* [Exercise]: Pull every line containing "function" from the listing.

= Beginning of Section =

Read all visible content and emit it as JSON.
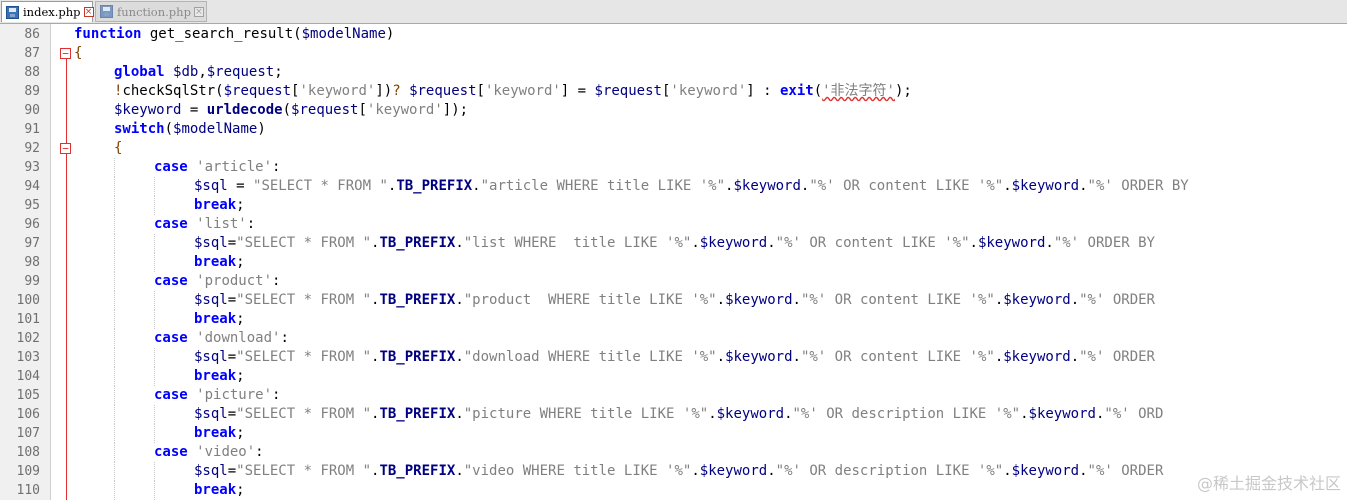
{
  "tabs": [
    {
      "label": "index.php",
      "active": true
    },
    {
      "label": "function.php",
      "active": false
    }
  ],
  "editor": {
    "lines": [
      {
        "num": "86",
        "indent": 0,
        "fold": "",
        "tokens": [
          [
            "kw",
            "function"
          ],
          [
            "punc",
            " get_search_result("
          ],
          [
            "var",
            "$modelName"
          ],
          [
            "punc",
            ")"
          ]
        ]
      },
      {
        "num": "87",
        "indent": 0,
        "fold": "−",
        "tokens": [
          [
            "op",
            "{"
          ]
        ]
      },
      {
        "num": "88",
        "indent": 1,
        "fold": "",
        "tokens": [
          [
            "kw",
            "global"
          ],
          [
            "punc",
            " "
          ],
          [
            "var",
            "$db"
          ],
          [
            "punc",
            ","
          ],
          [
            "var",
            "$request"
          ],
          [
            "punc",
            ";"
          ]
        ]
      },
      {
        "num": "89",
        "indent": 1,
        "fold": "",
        "tokens": [
          [
            "op",
            "!"
          ],
          [
            "punc",
            "checkSqlStr("
          ],
          [
            "var",
            "$request"
          ],
          [
            "punc",
            "["
          ],
          [
            "str",
            "'keyword'"
          ],
          [
            "punc",
            "])"
          ],
          [
            "op",
            "?"
          ],
          [
            "punc",
            " "
          ],
          [
            "var",
            "$request"
          ],
          [
            "punc",
            "["
          ],
          [
            "str",
            "'keyword'"
          ],
          [
            "punc",
            "] = "
          ],
          [
            "var",
            "$request"
          ],
          [
            "punc",
            "["
          ],
          [
            "str",
            "'keyword'"
          ],
          [
            "punc",
            "] : "
          ],
          [
            "kw",
            "exit"
          ],
          [
            "punc",
            "("
          ],
          [
            "str",
            "'非法字符'"
          ],
          [
            "punc",
            ");"
          ]
        ]
      },
      {
        "num": "90",
        "indent": 1,
        "fold": "",
        "tokens": [
          [
            "var",
            "$keyword"
          ],
          [
            "punc",
            " = "
          ],
          [
            "fn",
            "urldecode"
          ],
          [
            "punc",
            "("
          ],
          [
            "var",
            "$request"
          ],
          [
            "punc",
            "["
          ],
          [
            "str",
            "'keyword'"
          ],
          [
            "punc",
            "]);"
          ]
        ]
      },
      {
        "num": "91",
        "indent": 1,
        "fold": "",
        "tokens": [
          [
            "kw",
            "switch"
          ],
          [
            "punc",
            "("
          ],
          [
            "var",
            "$modelName"
          ],
          [
            "punc",
            ")"
          ]
        ]
      },
      {
        "num": "92",
        "indent": 1,
        "fold": "−",
        "tokens": [
          [
            "op",
            "{"
          ]
        ]
      },
      {
        "num": "93",
        "indent": 2,
        "fold": "",
        "tokens": [
          [
            "kw",
            "case"
          ],
          [
            "punc",
            " "
          ],
          [
            "str",
            "'article'"
          ],
          [
            "punc",
            ":"
          ]
        ]
      },
      {
        "num": "94",
        "indent": 3,
        "fold": "",
        "tokens": [
          [
            "var",
            "$sql"
          ],
          [
            "punc",
            " = "
          ],
          [
            "str",
            "\"SELECT * FROM \""
          ],
          [
            "punc",
            "."
          ],
          [
            "fn",
            "TB_PREFIX"
          ],
          [
            "punc",
            "."
          ],
          [
            "str",
            "\"article WHERE title LIKE '%\""
          ],
          [
            "punc",
            "."
          ],
          [
            "var",
            "$keyword"
          ],
          [
            "punc",
            "."
          ],
          [
            "str",
            "\"%' OR content LIKE '%\""
          ],
          [
            "punc",
            "."
          ],
          [
            "var",
            "$keyword"
          ],
          [
            "punc",
            "."
          ],
          [
            "str",
            "\"%' ORDER BY"
          ]
        ]
      },
      {
        "num": "95",
        "indent": 3,
        "fold": "",
        "tokens": [
          [
            "kw",
            "break"
          ],
          [
            "punc",
            ";"
          ]
        ]
      },
      {
        "num": "96",
        "indent": 2,
        "fold": "",
        "tokens": [
          [
            "kw",
            "case"
          ],
          [
            "punc",
            " "
          ],
          [
            "str",
            "'list'"
          ],
          [
            "punc",
            ":"
          ]
        ]
      },
      {
        "num": "97",
        "indent": 3,
        "fold": "",
        "tokens": [
          [
            "var",
            "$sql"
          ],
          [
            "punc",
            "="
          ],
          [
            "str",
            "\"SELECT * FROM \""
          ],
          [
            "punc",
            "."
          ],
          [
            "fn",
            "TB_PREFIX"
          ],
          [
            "punc",
            "."
          ],
          [
            "str",
            "\"list WHERE  title LIKE '%\""
          ],
          [
            "punc",
            "."
          ],
          [
            "var",
            "$keyword"
          ],
          [
            "punc",
            "."
          ],
          [
            "str",
            "\"%' OR content LIKE '%\""
          ],
          [
            "punc",
            "."
          ],
          [
            "var",
            "$keyword"
          ],
          [
            "punc",
            "."
          ],
          [
            "str",
            "\"%' ORDER BY"
          ]
        ]
      },
      {
        "num": "98",
        "indent": 3,
        "fold": "",
        "tokens": [
          [
            "kw",
            "break"
          ],
          [
            "punc",
            ";"
          ]
        ]
      },
      {
        "num": "99",
        "indent": 2,
        "fold": "",
        "tokens": [
          [
            "kw",
            "case"
          ],
          [
            "punc",
            " "
          ],
          [
            "str",
            "'product'"
          ],
          [
            "punc",
            ":"
          ]
        ]
      },
      {
        "num": "100",
        "indent": 3,
        "fold": "",
        "tokens": [
          [
            "var",
            "$sql"
          ],
          [
            "punc",
            "="
          ],
          [
            "str",
            "\"SELECT * FROM \""
          ],
          [
            "punc",
            "."
          ],
          [
            "fn",
            "TB_PREFIX"
          ],
          [
            "punc",
            "."
          ],
          [
            "str",
            "\"product  WHERE title LIKE '%\""
          ],
          [
            "punc",
            "."
          ],
          [
            "var",
            "$keyword"
          ],
          [
            "punc",
            "."
          ],
          [
            "str",
            "\"%' OR content LIKE '%\""
          ],
          [
            "punc",
            "."
          ],
          [
            "var",
            "$keyword"
          ],
          [
            "punc",
            "."
          ],
          [
            "str",
            "\"%' ORDER"
          ]
        ]
      },
      {
        "num": "101",
        "indent": 3,
        "fold": "",
        "tokens": [
          [
            "kw",
            "break"
          ],
          [
            "punc",
            ";"
          ]
        ]
      },
      {
        "num": "102",
        "indent": 2,
        "fold": "",
        "tokens": [
          [
            "kw",
            "case"
          ],
          [
            "punc",
            " "
          ],
          [
            "str",
            "'download'"
          ],
          [
            "punc",
            ":"
          ]
        ]
      },
      {
        "num": "103",
        "indent": 3,
        "fold": "",
        "tokens": [
          [
            "var",
            "$sql"
          ],
          [
            "punc",
            "="
          ],
          [
            "str",
            "\"SELECT * FROM \""
          ],
          [
            "punc",
            "."
          ],
          [
            "fn",
            "TB_PREFIX"
          ],
          [
            "punc",
            "."
          ],
          [
            "str",
            "\"download WHERE title LIKE '%\""
          ],
          [
            "punc",
            "."
          ],
          [
            "var",
            "$keyword"
          ],
          [
            "punc",
            "."
          ],
          [
            "str",
            "\"%' OR content LIKE '%\""
          ],
          [
            "punc",
            "."
          ],
          [
            "var",
            "$keyword"
          ],
          [
            "punc",
            "."
          ],
          [
            "str",
            "\"%' ORDER"
          ]
        ]
      },
      {
        "num": "104",
        "indent": 3,
        "fold": "",
        "tokens": [
          [
            "kw",
            "break"
          ],
          [
            "punc",
            ";"
          ]
        ]
      },
      {
        "num": "105",
        "indent": 2,
        "fold": "",
        "tokens": [
          [
            "kw",
            "case"
          ],
          [
            "punc",
            " "
          ],
          [
            "str",
            "'picture'"
          ],
          [
            "punc",
            ":"
          ]
        ]
      },
      {
        "num": "106",
        "indent": 3,
        "fold": "",
        "tokens": [
          [
            "var",
            "$sql"
          ],
          [
            "punc",
            "="
          ],
          [
            "str",
            "\"SELECT * FROM \""
          ],
          [
            "punc",
            "."
          ],
          [
            "fn",
            "TB_PREFIX"
          ],
          [
            "punc",
            "."
          ],
          [
            "str",
            "\"picture WHERE title LIKE '%\""
          ],
          [
            "punc",
            "."
          ],
          [
            "var",
            "$keyword"
          ],
          [
            "punc",
            "."
          ],
          [
            "str",
            "\"%' OR description LIKE '%\""
          ],
          [
            "punc",
            "."
          ],
          [
            "var",
            "$keyword"
          ],
          [
            "punc",
            "."
          ],
          [
            "str",
            "\"%' ORD"
          ]
        ]
      },
      {
        "num": "107",
        "indent": 3,
        "fold": "",
        "tokens": [
          [
            "kw",
            "break"
          ],
          [
            "punc",
            ";"
          ]
        ]
      },
      {
        "num": "108",
        "indent": 2,
        "fold": "",
        "tokens": [
          [
            "kw",
            "case"
          ],
          [
            "punc",
            " "
          ],
          [
            "str",
            "'video'"
          ],
          [
            "punc",
            ":"
          ]
        ]
      },
      {
        "num": "109",
        "indent": 3,
        "fold": "",
        "tokens": [
          [
            "var",
            "$sql"
          ],
          [
            "punc",
            "="
          ],
          [
            "str",
            "\"SELECT * FROM \""
          ],
          [
            "punc",
            "."
          ],
          [
            "fn",
            "TB_PREFIX"
          ],
          [
            "punc",
            "."
          ],
          [
            "str",
            "\"video WHERE title LIKE '%\""
          ],
          [
            "punc",
            "."
          ],
          [
            "var",
            "$keyword"
          ],
          [
            "punc",
            "."
          ],
          [
            "str",
            "\"%' OR description LIKE '%\""
          ],
          [
            "punc",
            "."
          ],
          [
            "var",
            "$keyword"
          ],
          [
            "punc",
            "."
          ],
          [
            "str",
            "\"%' ORDER"
          ]
        ]
      },
      {
        "num": "110",
        "indent": 3,
        "fold": "",
        "tokens": [
          [
            "kw",
            "break"
          ],
          [
            "punc",
            ";"
          ]
        ]
      }
    ]
  },
  "watermark": "@稀土掘金技术社区",
  "colors": {
    "keyword": "#0000ff",
    "function": "#000080",
    "variable": "#000080",
    "string": "#808080",
    "operator": "#804000",
    "fold_marker": "#e03030"
  }
}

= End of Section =

* [Answer to the exercise]:
      "label": "function.php",
            "function"
    "function": "#000080",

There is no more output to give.